As a matter of fact, Italian public debt continues to be a problem for the European Union, as it is well above the Eurozone average.

government pirouette

This latest message to our Treasury Secretary is part of the long string of requests the EU has made since the last government. The Draghi government gave the green light to the matter by mutual agreement, but the discussions in the parliament did not start. The institutional crisis of last July 20, the ensuing snap elections and the inauguration of Meloni delayed the parliamentary decision. And although Giorgetti had repeatedly declared that the line on the issue would be the same as the previous government, Meloni immediately continued to declare his opposition. The last one is in Porta a Porta in mid-December.

“But we wonder why Mes is not being used by anyone. Because the terms are so strict and Mes is a preferred creditor, that is, the first person to be paid in a difficult situation. So we wonder if there is a way for Mes to be a useful fund? And I want to understand that you don’t run the risk of putting a noose on it.”

– Prime Minister Giorgia Meloni.

Meloni has proven to be consistent with her own thinking, always opposing the mechanism since it was introduced in 2012. However, he is mistaken in saying that the mechanism was never used: in reality, it was used five times, if not by Italy.

In the last three months, however, the prime minister began to change his stance against reform and gave his first “yes” in mid-January after meeting with the Fund’s head, Pierre Gramegna.
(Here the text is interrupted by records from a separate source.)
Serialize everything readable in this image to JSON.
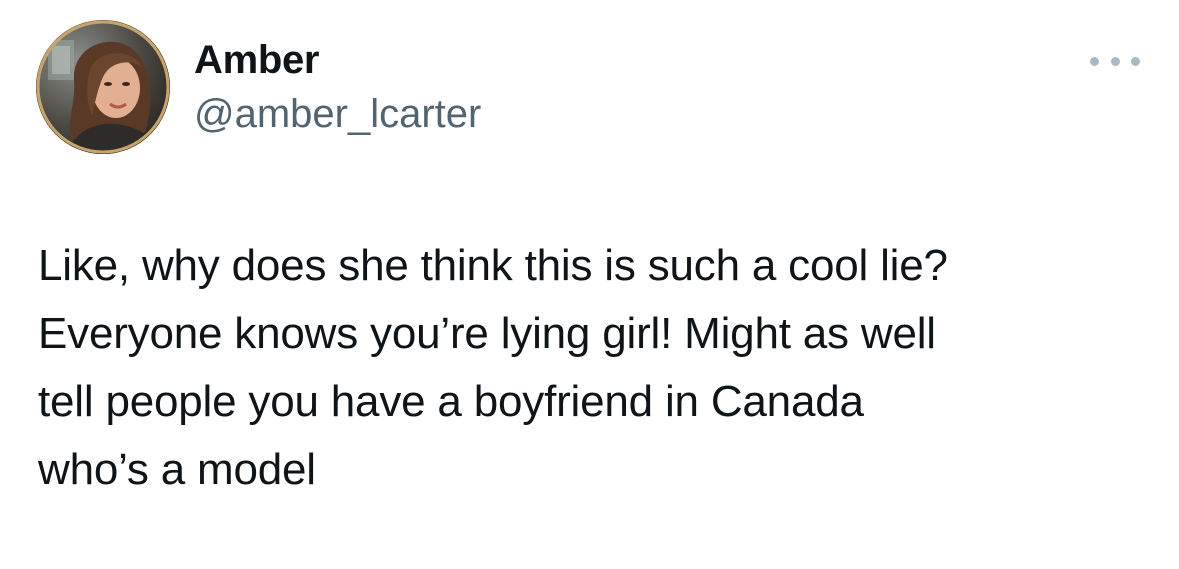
{
  "author": {
    "display_name": "Amber",
    "handle": "@amber_lcarter",
    "avatar_icon": "profile-photo"
  },
  "menu": {
    "icon": "more-options-icon"
  },
  "tweet": {
    "lines": [
      "Like, why does she think this is such a cool lie?",
      "Everyone knows you’re lying girl! Might as well",
      "tell people you have a boyfriend in Canada",
      "who’s a model"
    ]
  },
  "colors": {
    "text": "#0f1419",
    "secondary": "#536471",
    "menu_dots": "#aab8c2",
    "avatar_ring": "#c9a46a"
  }
}
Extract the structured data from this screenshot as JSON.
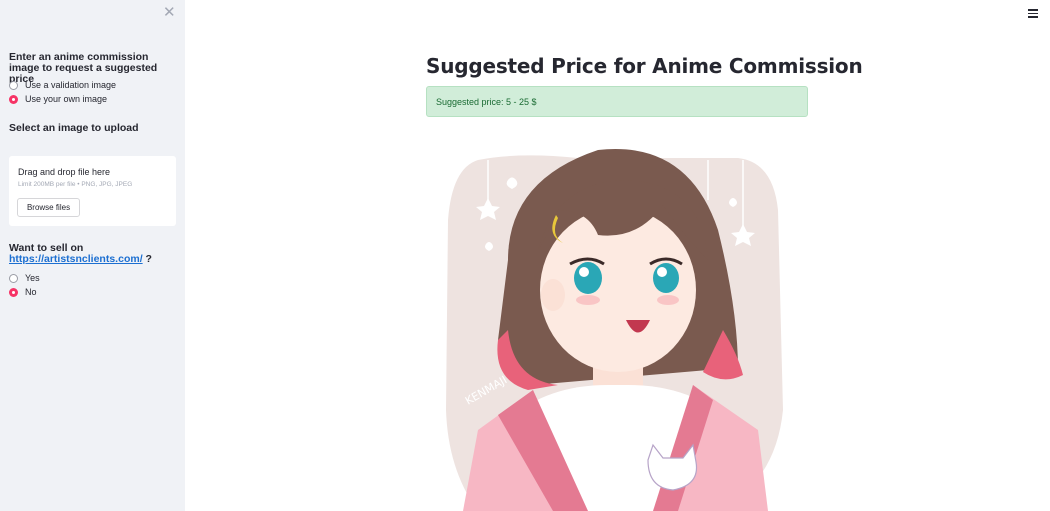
{
  "sidebar": {
    "close_symbol": "✕",
    "mode_heading": "Enter an anime commission image to request a suggested price",
    "mode_options": [
      {
        "label": "Use a validation image",
        "selected": false
      },
      {
        "label": "Use your own image",
        "selected": true
      }
    ],
    "upload_heading": "Select an image to upload",
    "uploader": {
      "title": "Drag and drop file here",
      "limit": "Limit 200MB per file • PNG, JPG, JPEG",
      "browse_label": "Browse files"
    },
    "sell": {
      "heading": "Want to sell on",
      "link_text": "https://artistsnclients.com/",
      "suffix": " ?",
      "options": [
        {
          "label": "Yes",
          "selected": false
        },
        {
          "label": "No",
          "selected": true
        }
      ]
    }
  },
  "main": {
    "title": "Suggested Price for Anime Commission",
    "result": "Suggested price: 5 - 25 $",
    "image_icon": "anime-girl-illustration",
    "image_signature": "KENMAJI"
  },
  "colors": {
    "accent": "#f63366",
    "sidebar_bg": "#f0f2f6",
    "success_bg": "#d1edd9",
    "success_text": "#1a6b33",
    "link": "#1c6fd1"
  },
  "icons": {
    "menu": "hamburger-menu-icon",
    "close": "close-icon"
  }
}
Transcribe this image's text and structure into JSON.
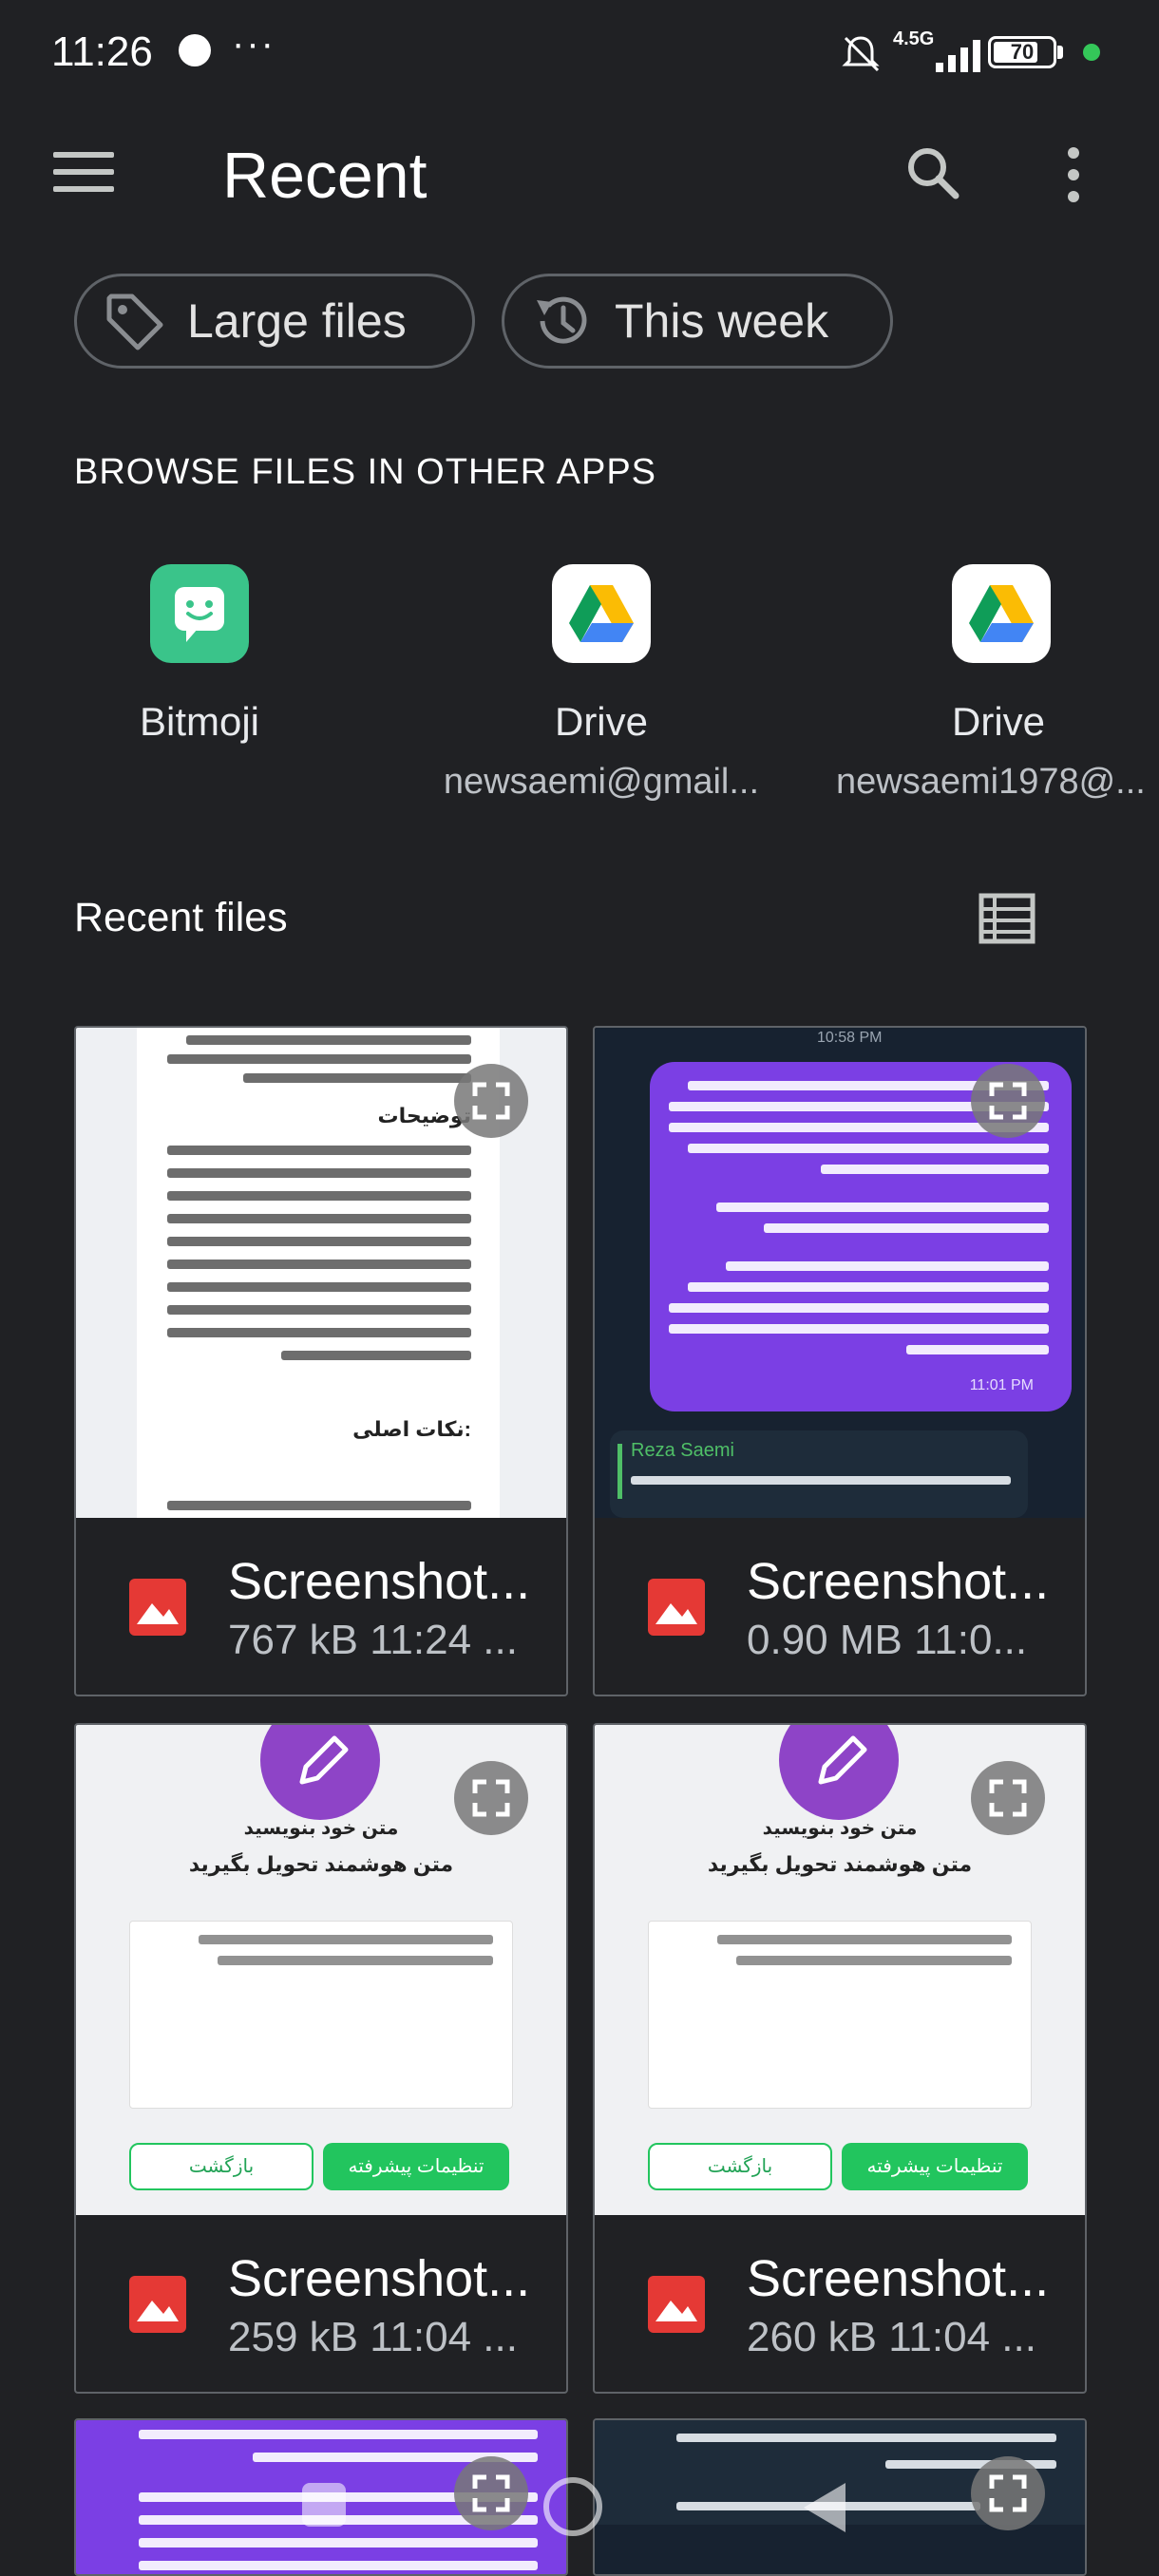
{
  "status": {
    "time": "11:26",
    "more": "···",
    "network": "4.5G",
    "battery": "70"
  },
  "appbar": {
    "title": "Recent"
  },
  "chips": [
    {
      "label": "Large files",
      "icon": "tag-icon"
    },
    {
      "label": "This week",
      "icon": "history-icon"
    }
  ],
  "browse": {
    "title": "BROWSE FILES IN OTHER APPS",
    "apps": [
      {
        "name": "Bitmoji",
        "sub": "",
        "icon": "bitmoji-icon"
      },
      {
        "name": "Drive",
        "sub": "newsaemi@gmail...",
        "icon": "google-drive-icon"
      },
      {
        "name": "Drive",
        "sub": "newsaemi1978@...",
        "icon": "google-drive-icon"
      }
    ]
  },
  "recent": {
    "title": "Recent files",
    "files": [
      {
        "name": "Screenshot...",
        "meta": "767 kB 11:24 ..."
      },
      {
        "name": "Screenshot...",
        "meta": "0.90 MB 11:0..."
      },
      {
        "name": "Screenshot...",
        "meta": "259 kB 11:04 ..."
      },
      {
        "name": "Screenshot...",
        "meta": "260 kB 11:04 ..."
      }
    ],
    "thumb_text": {
      "doc_heading": "توضیحات",
      "doc_heading2": "نکات اصلی:",
      "chat_reply_name": "Reza Saemi",
      "chat_time1": "10:58 PM",
      "chat_time2": "11:01 PM",
      "form_title1": "متن خود بنویسید",
      "form_title2": "متن هوشمند تحویل بگیرید",
      "form_btn_primary": "تنظیمات پیشرفته",
      "form_btn_secondary": "بازگشت"
    }
  },
  "colors": {
    "background": "#202124",
    "image_icon": "#e53935",
    "bitmoji": "#3ac48a",
    "chat_bubble": "#7b3fe4",
    "form_button": "#22c55e"
  }
}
The government’s new pirouette can only be explained by the recognition that Italy has no other choice. When Germany was out of the game, the prime minister had to admit himself. But it’s not just him. Contrary to his own words, Meloni recently announced that he “does not want to hinder other countries” while approving the process. This latest turnaround is part of a series of decisions that have revealed the little room for maneuver the government has in Europe in the face of a path of government that was heavily outlined by the previous government. With a Pnrr to build, a government crisis recently left behind, the maneuver approved in extremism, and the recent events in Cutro, there is little prospect of negotiation with the Union, especially to move forward alone.

monday advice

Cornered by the entire Union, Giorgia Meloni’s style is humiliated to the demands of Brussels, which could be a covert compromise. On Monday, Giogetti will continue to remind us of our country’s commitment to signing reform. But there is an entire parliament that needs to be persuaded. And as leaders like Matteo Salvini continue to fight against it, the decision of the bicameral may come quite late.

Source: Today IT